@EPTR - you’re right that “It’s not you it’s me” is probably not the honest reason.
But then again, no one owes anyone else an honest reason for wanting out of a relationship.
And it’s probably not worth figuring out the honest reason either. That’s valuable mental bandwidth that could be spent on moving forward.
I think it means “it’s not me, it’s you…” and the person just doesn’t want to get into it, or just isn’t that into “you”.
I suspect it means they don’t want you to think there’s something wrong with you or that you did anything wrong, they just don’t have deep enough feelings for you to continue dating. I think they’re trying to get out of the relationship without giving a reason that could be debated, or are trying to avoid being unnecessarily hurtful, and/or are trying to avoid a protracted argument by taking the blame. How do you argue with someone who says, “You’re wonderful. I’m the horrible one.”? You convince him/her that they’re terrific and still get dumped.

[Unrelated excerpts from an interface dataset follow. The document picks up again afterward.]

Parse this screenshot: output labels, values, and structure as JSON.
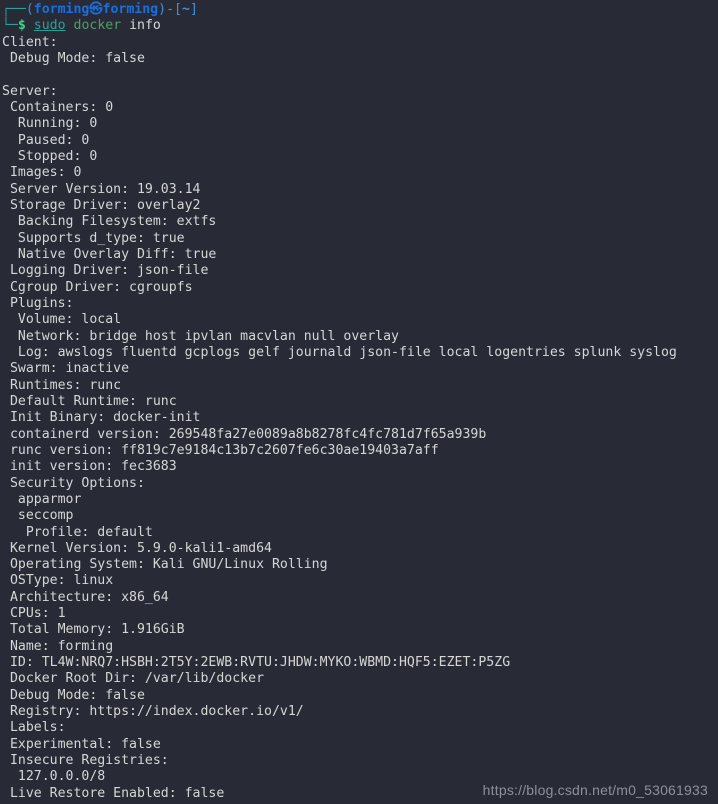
{
  "terminal": {
    "background_color": "#282a36",
    "foreground_color": "#d6d6d6",
    "prompt": {
      "frame_top": "┌──",
      "frame_bottom": "└─",
      "open_paren": "(",
      "user": "forming",
      "kali_symbol": "㉿",
      "host": "forming",
      "close_paren": ")",
      "dash": "-",
      "open_bracket": "[",
      "path": "~",
      "close_bracket": "]",
      "dollar": "$"
    },
    "command": {
      "sudo": "sudo",
      "binary": "docker",
      "argument": "info"
    },
    "output_lines": [
      "Client:",
      " Debug Mode: false",
      "",
      "Server:",
      " Containers: 0",
      "  Running: 0",
      "  Paused: 0",
      "  Stopped: 0",
      " Images: 0",
      " Server Version: 19.03.14",
      " Storage Driver: overlay2",
      "  Backing Filesystem: extfs",
      "  Supports d_type: true",
      "  Native Overlay Diff: true",
      " Logging Driver: json-file",
      " Cgroup Driver: cgroupfs",
      " Plugins:",
      "  Volume: local",
      "  Network: bridge host ipvlan macvlan null overlay",
      "  Log: awslogs fluentd gcplogs gelf journald json-file local logentries splunk syslog",
      " Swarm: inactive",
      " Runtimes: runc",
      " Default Runtime: runc",
      " Init Binary: docker-init",
      " containerd version: 269548fa27e0089a8b8278fc4fc781d7f65a939b",
      " runc version: ff819c7e9184c13b7c2607fe6c30ae19403a7aff",
      " init version: fec3683",
      " Security Options:",
      "  apparmor",
      "  seccomp",
      "   Profile: default",
      " Kernel Version: 5.9.0-kali1-amd64",
      " Operating System: Kali GNU/Linux Rolling",
      " OSType: linux",
      " Architecture: x86_64",
      " CPUs: 1",
      " Total Memory: 1.916GiB",
      " Name: forming",
      " ID: TL4W:NRQ7:HSBH:2T5Y:2EWB:RVTU:JHDW:MYKO:WBMD:HQF5:EZET:P5ZG",
      " Docker Root Dir: /var/lib/docker",
      " Debug Mode: false",
      " Registry: https://index.docker.io/v1/",
      " Labels:",
      " Experimental: false",
      " Insecure Registries:",
      "  127.0.0.0/8",
      " Live Restore Enabled: false"
    ]
  },
  "watermark": {
    "text": "https://blog.csdn.net/m0_53061933"
  }
}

Anytime you want to break up with someone, keep it short and sweet. And if you’re on the receiving end, don’t spend a lot of time analyzing it. Do your best to just move on.
I think it means: “There is nothing that I can articulate that is wrong with you and on paper we are a match. But, for whatever reason, I haven’t fallen for you. Or, worse, I haven’t been able to force myself to fall for you. It is not you, it is me.” That makes perfect sense to me, actually.
Also, I think it is the type of thing that someone says when they are being pressed into providing an explanation for something that cannot be explained.
Another, less kind, way of saying the same thing is, “The heart wants what it wants.” Or, even more starkly, “I don’t know why, but I’m just not in love with you [anymore].”
Take your pick.
Your friend deserves better than, “I am not sure if you are it, I want to see if I could do better.” Almost every person I know is selfish when it comes to love. When they meet the love of their life, there is no way they would give up that person because “I am too messed up and I think you deserve better,” they would do everything they could to hang on to that person with their dear life.
Anyone interested in exploring via film:
(500) days of summer
I guess that for my son’s previous breakup, he may use a line similar to this when he talked to her in their breakup talk. However, he likely felt worse about her but he chose not to say it to her explicitly. I think he did not want to hurt her feelings. (But I heard she then quickly posted a picture of a new potential boyfriend she had met during the break. A silly revenge?)
In his very first breakup early in college (kind of the continuation of his late high school “puppy love”), I heard the girl gave “hints” by intentional ignoring him (pretending she was busy even though she’s not) when he came back to the high school to see her. He said her intention was clear to him when he all of a sudden remembered she once told him she also gave “hints” to her previous boyfriend when she wanted to break up. So he “got it” and did not go to see her again from that day, as her wish. (A funny thing happened a year later: She arranged two of her ex-boyfriends (S and likely the one after him) to meet her at the same time. But her current boyfriend was not there though. I heard these two ex-boyfriends actually enjoyed talking to each other - they all came from the same high school. Go figure.)
Hopefully, the third one will work out. Knock! Knock! This relationship has lasted a full year and he has seen everyone of her immediate family members, including her nephew and niece. Not sure whether her parents will “approve” this relationship though. (However, I have a gut feeling that her parents may not want their relationship to proceed “too fast”.)
I don’t know, sometimes it’s honest and sometimes not. But I’m the type that either way I’m ready to move on. I’ve told my daughter to make sure she is not setting trap for the guys she like. Because if they really like you they find a way. If not, it’s a sign to move on. Don’t waste your time. There is not one guy. There are tons of guys out there.
I was once told by a guy that I “deserved better.” It was a kind way for him to break up with me.